ENTRIES SHOWN
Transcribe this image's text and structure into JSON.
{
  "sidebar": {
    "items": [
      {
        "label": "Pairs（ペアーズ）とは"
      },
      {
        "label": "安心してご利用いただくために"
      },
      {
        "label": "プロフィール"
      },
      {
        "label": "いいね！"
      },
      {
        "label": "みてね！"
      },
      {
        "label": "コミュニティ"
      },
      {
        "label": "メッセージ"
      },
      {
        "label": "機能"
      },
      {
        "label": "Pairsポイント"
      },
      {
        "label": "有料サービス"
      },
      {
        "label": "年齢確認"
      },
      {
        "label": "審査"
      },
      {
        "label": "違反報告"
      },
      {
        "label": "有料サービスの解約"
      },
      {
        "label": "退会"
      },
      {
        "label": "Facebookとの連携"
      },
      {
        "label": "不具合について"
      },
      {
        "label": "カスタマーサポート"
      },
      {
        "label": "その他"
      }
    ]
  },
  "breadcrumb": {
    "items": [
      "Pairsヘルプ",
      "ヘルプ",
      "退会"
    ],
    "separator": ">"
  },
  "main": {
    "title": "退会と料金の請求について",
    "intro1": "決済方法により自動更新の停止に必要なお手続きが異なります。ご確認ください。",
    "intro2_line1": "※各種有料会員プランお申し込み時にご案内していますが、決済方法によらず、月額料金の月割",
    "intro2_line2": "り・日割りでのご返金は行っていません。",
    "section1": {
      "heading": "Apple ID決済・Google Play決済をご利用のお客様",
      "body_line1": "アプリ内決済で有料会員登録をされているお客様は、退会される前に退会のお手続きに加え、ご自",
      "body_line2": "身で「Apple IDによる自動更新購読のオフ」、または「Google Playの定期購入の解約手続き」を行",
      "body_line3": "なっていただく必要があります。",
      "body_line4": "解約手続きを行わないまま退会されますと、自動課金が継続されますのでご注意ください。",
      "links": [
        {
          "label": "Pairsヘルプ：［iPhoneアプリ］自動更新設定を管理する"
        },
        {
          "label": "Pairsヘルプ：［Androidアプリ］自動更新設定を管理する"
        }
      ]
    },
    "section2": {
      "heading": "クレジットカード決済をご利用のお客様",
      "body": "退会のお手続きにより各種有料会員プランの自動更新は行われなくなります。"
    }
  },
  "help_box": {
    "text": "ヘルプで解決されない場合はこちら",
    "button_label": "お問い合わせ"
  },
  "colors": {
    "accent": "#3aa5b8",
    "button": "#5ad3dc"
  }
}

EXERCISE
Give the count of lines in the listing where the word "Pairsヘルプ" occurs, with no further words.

SOLUTION TO THIS PROBLEM
3